The gossip columnists have had a field day tracking the unexhausted Piven at bars on the Lower East Side. Writs are flying. Better than that, Mamet is writing dialogue for the unfolding news story. "My understanding" he says of Piven, "is that he is leaving show business to pursue a career as a thermometer."
Below is a selection of your comments.
Even more apposite was Little Dorrit. How many others saw the similarities between Mr Merdle and Bernard Madoff and their schemes to get rich quick? Surely it was only a coincidence that these scenes were playing out on the box at the same time as the real life scandal was exposed?
Jim Owers, Shanklin, UK
Wrong. Mr Banks was fired because when he took Jane and Michael to work with him, his employer Mr Dawes took Michael's money and would not give it back. This led Michael to shout "Give me back my money" at the top of his voice repeatedly. Other customers heard this and demanded their money back too. The bank had to close all of its cashiers due to the panic and Mr Banks was dismissed. However, when he was fired he told Mr Dawes a joke. This made him laugh so much that he died laughing. And because of the happiness he caused, Mr Banks got his job back.
Sarah McAvoy, Bournemouth
Mary Poppins made the same points when it appeared as a Disney movie - one of Disney's most right-on productions - nearly 50 years ago, with strong references to the women's movement as well as comments on social inequity and financial greed. Lots of people watched it; it's a shame that few adults paid any attention to what they probably saw as silly fiction for kids. Since then Disney has probably lost the plot a bit.
Y'know it's so bizarre, I was just watching Mary Poppins last night after buying it on DVD on the cheap from Zavvi (ironically), and I said the exact same thing about how the bank scene seems quite a reflection of the current time.
Andrew Moore, Belfast
Another musical that serves as a tale for our times is Blood Brothers; one of the songs, Sign Of The Times, talks about "early retirement, for those surplus to requirement."
Connor Sephton, Skelmersdale
Tupence.
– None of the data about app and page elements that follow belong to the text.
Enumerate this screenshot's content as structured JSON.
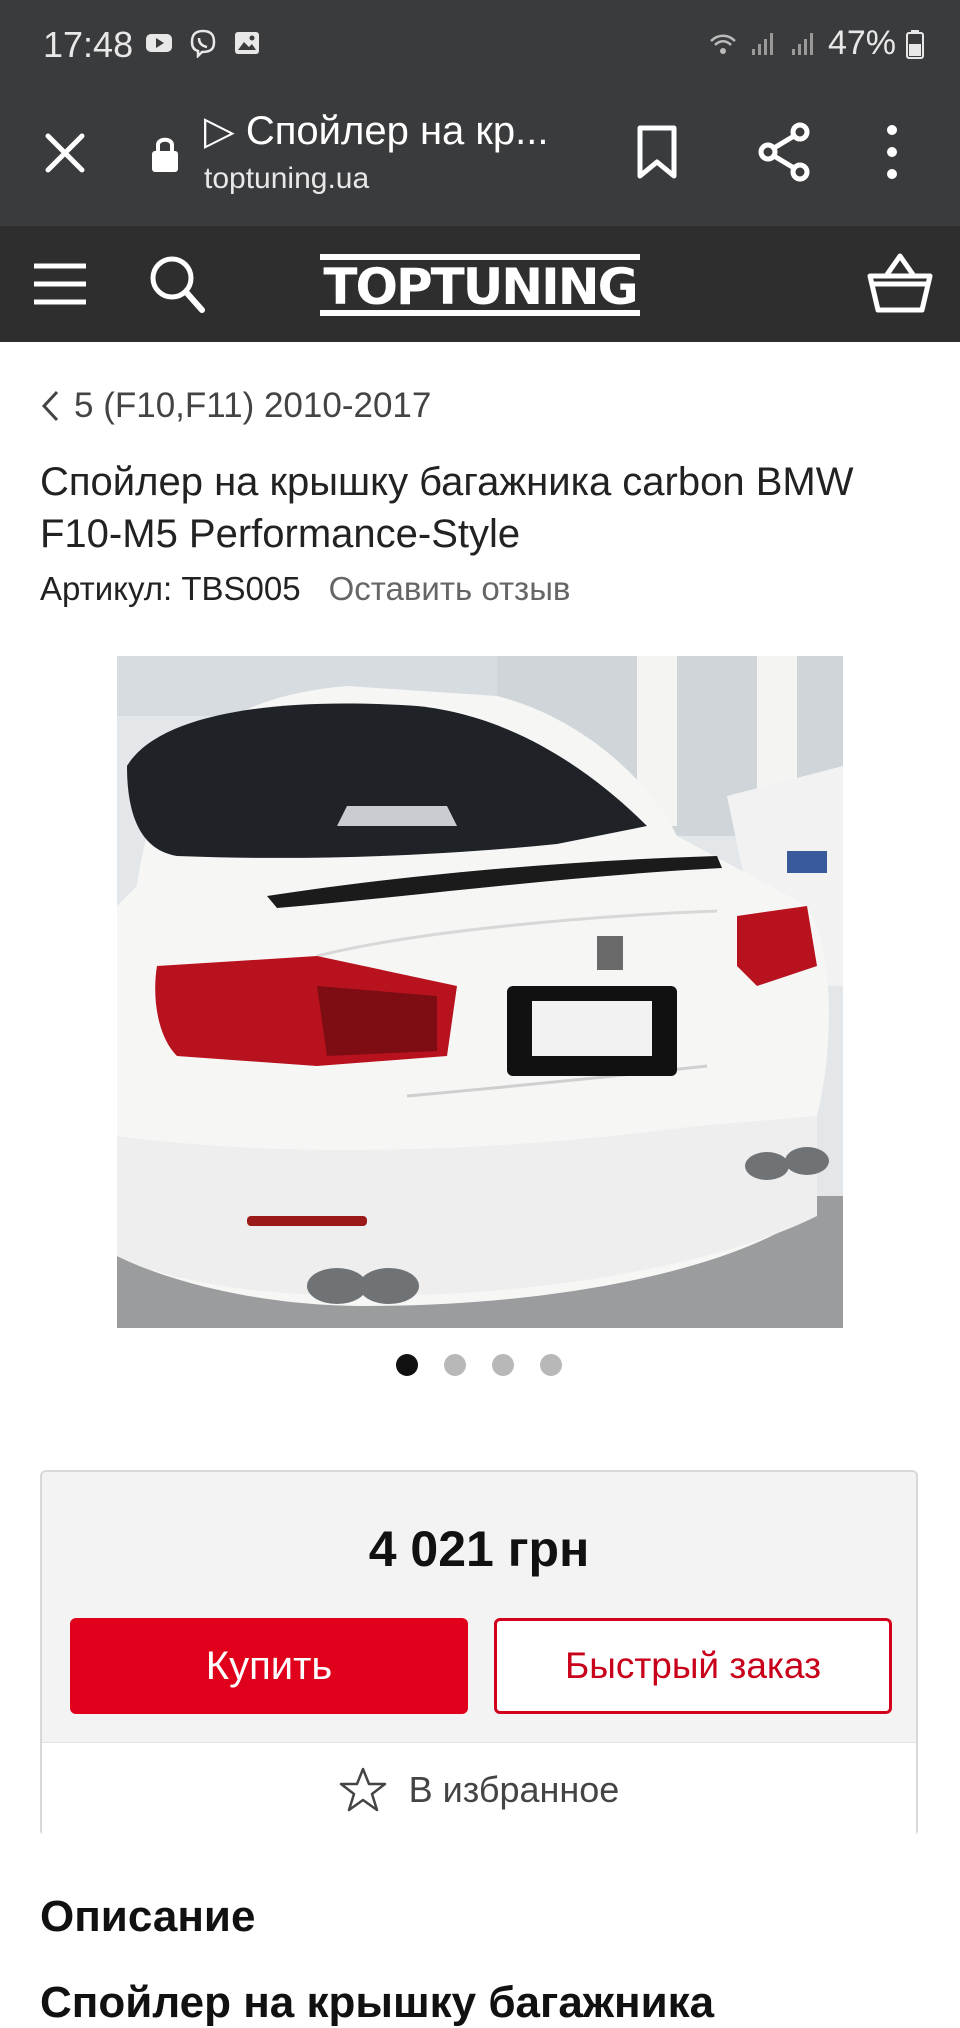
{
  "status_bar": {
    "time": "17:48",
    "battery": "47%",
    "icons": [
      "youtube-icon",
      "viber-icon",
      "gallery-icon",
      "wifi-icon",
      "signal-icon",
      "signal-icon",
      "battery-icon"
    ]
  },
  "browser": {
    "title": "▷ Спойлер на кр...",
    "domain": "toptuning.ua"
  },
  "header": {
    "logo_text": "TOPTUNING",
    "bg_color": "#2e2e2f"
  },
  "breadcrumb": {
    "label": "5 (F10,F11) 2010-2017"
  },
  "product": {
    "title": "Спойлер на крышку багажника carbon BMW F10-M5 Performance-Style",
    "sku": "Артикул: TBS005",
    "review_link": "Оставить отзыв",
    "image_count": 4,
    "active_image": 1
  },
  "buy_box": {
    "price": "4 021 грн",
    "buy_label": "Купить",
    "quick_order_label": "Быстрый заказ",
    "favorite_label": "В избранное",
    "accent_color": "#e0001b"
  },
  "description": {
    "heading": "Описание",
    "title": "Спойлер на крышку багажника"
  }
}
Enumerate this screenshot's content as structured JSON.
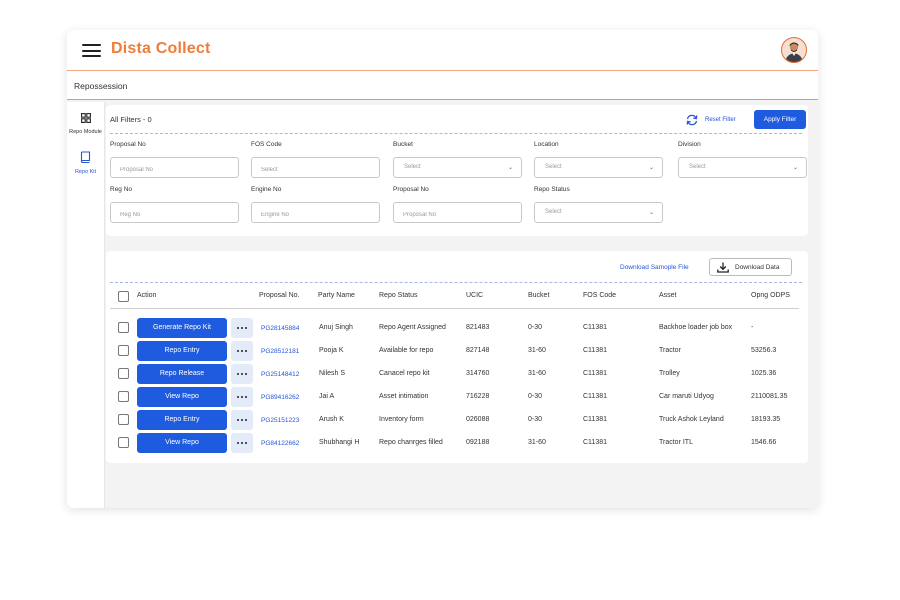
{
  "app": {
    "brand": "Dista Collect"
  },
  "breadcrumb": "Repossession",
  "sidenav": [
    {
      "label": "Repo Module",
      "icon": "grid-icon"
    },
    {
      "label": "Repo Kit",
      "icon": "book-icon"
    }
  ],
  "filters": {
    "title": "All Filters - 0",
    "reset_label": "Reset Filter",
    "apply_label": "Apply Filter",
    "fields": [
      {
        "label": "Proposal No",
        "placeholder": "Proposal No",
        "type": "input"
      },
      {
        "label": "FOS Code",
        "placeholder": "Select",
        "type": "input"
      },
      {
        "label": "Bucket",
        "placeholder": "Select",
        "type": "select"
      },
      {
        "label": "Location",
        "placeholder": "Select",
        "type": "select"
      },
      {
        "label": "Division",
        "placeholder": "Select",
        "type": "select"
      },
      {
        "label": "Reg No",
        "placeholder": "Reg No",
        "type": "input"
      },
      {
        "label": "Engine No",
        "placeholder": "Engine No",
        "type": "input"
      },
      {
        "label": "Proposal No",
        "placeholder": "Proposal No",
        "type": "input"
      },
      {
        "label": "Repo Status",
        "placeholder": "Select",
        "type": "select"
      }
    ]
  },
  "results": {
    "download_sample_label": "Download Samople File",
    "download_data_label": "Download Data",
    "columns": [
      "Action",
      "Proposal No.",
      "Party Name",
      "Repo Status",
      "UCIC",
      "Bucket",
      "FOS Code",
      "Asset",
      "Opng ODPS"
    ],
    "rows": [
      {
        "action": "Generate Repo Kit",
        "proposal": "PG28145884",
        "party": "Anuj Singh",
        "status": "Repo Agent Assigned",
        "ucic": "821483",
        "bucket": "0-30",
        "fos": "C11381",
        "asset": "Backhoe loader job box",
        "odps": "-"
      },
      {
        "action": "Repo Entry",
        "proposal": "PG28512181",
        "party": "Pooja K",
        "status": "Available for repo",
        "ucic": "827148",
        "bucket": "31-60",
        "fos": "C11381",
        "asset": "Tractor",
        "odps": "53256.3"
      },
      {
        "action": "Repo Release",
        "proposal": "PG25148412",
        "party": "Nilesh  S",
        "status": "Canacel repo kit",
        "ucic": "314760",
        "bucket": "31-60",
        "fos": "C11381",
        "asset": "Trolley",
        "odps": "1025.36"
      },
      {
        "action": "View Repo",
        "proposal": "PG89416262",
        "party": "Jai A",
        "status": "Asset intimation",
        "ucic": "716228",
        "bucket": "0-30",
        "fos": "C11381",
        "asset": "Car maruti Udyog",
        "odps": "2110081.35"
      },
      {
        "action": "Repo Entry",
        "proposal": "PG25151223",
        "party": "Arush K",
        "status": "Inventory form",
        "ucic": "026088",
        "bucket": "0-30",
        "fos": "C11381",
        "asset": "Truck Ashok Leyland",
        "odps": "18193.35"
      },
      {
        "action": "View Repo",
        "proposal": "PG84122662",
        "party": "Shubhangi H",
        "status": "Repo chanrges filled",
        "ucic": "092188",
        "bucket": "31-60",
        "fos": "C11381",
        "asset": "Tractor ITL",
        "odps": "1546.66"
      }
    ]
  },
  "colors": {
    "brand": "#f07c3a",
    "primary": "#1f5bde",
    "link": "#2755d6"
  }
}
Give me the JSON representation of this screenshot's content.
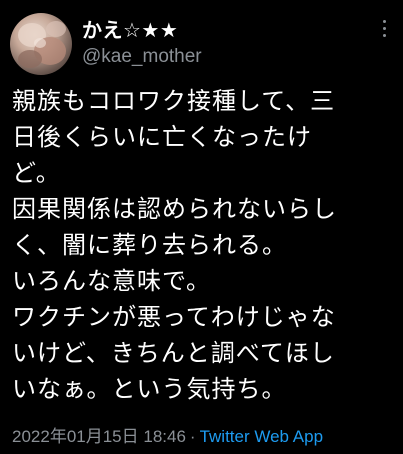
{
  "tweet": {
    "display_name": "かえ☆★★",
    "handle": "@kae_mother",
    "body_lines": [
      "親族もコロワク接種して、三",
      "日後くらいに亡くなったけ",
      "ど。",
      "因果関係は認められないらし",
      "く、闇に葬り去られる。",
      "いろんな意味で。",
      "ワクチンが悪ってわけじゃな",
      "いけど、きちんと調べてほし",
      "いなぁ。という気持ち。"
    ],
    "timestamp": "2022年01月15日 18:46",
    "separator": "·",
    "source": "Twitter Web App",
    "icons": {
      "more": "more-options-icon"
    },
    "colors": {
      "background": "#000000",
      "text": "#ffffff",
      "secondary": "#8b9096",
      "link": "#1d9bf0"
    }
  }
}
Take a look at Gurdjieff, who influenced the author of Mary Poppins. He has rather a lot too say about money.
Richard Oakes, London
I am a frequent theatre goer and loved the information I obtained from this story. I had not wished to see Mary Poppins but now shall do so, if I get a discounted ticket. (That is the only way I could afford to see a show).
Radhini, Demarest, US
I agree that ticket prices are way too high. We are only an hour's drive away from the city and would see lots more shows if ticket prices were around the 60 or 70 dollar mark. At the end of the day as someone once said, "it's all about bums on seats laddie".
Gary Welsby, Coram, New York, US
Too much sushi. The life of the petit bourgeoisie never fails to amaze me. Poor people get lead poisoning from things like leaded gasoline and lead in paint.
Peter Ramsey, Canada
This suggests that state funding is one of the solutions - "... but Britain of course has the huge advantage over America's commercial theatre in the stimulus for creativity writers and producers get in state-supported theatre at the National, the Royal Shakespeare Company and the Royal Court. Cherish them!"
Perhaps. But how does that explain the quality television drama and comedy that American produces and which is imported by Britain? Their writers did not hone their skills in taxpayer-supported jobs. In fact, one might even says that such support is dangerous since it does not force writers to focus on what people are prepared to pay their own money to see.
Arneson Stidgeley, London
Perhaps if Broadway wasn't so profligate with its cash, maybe its greed wouldn't have led it to investment difficulties.
Amy Surplice, Drogheda, Ireland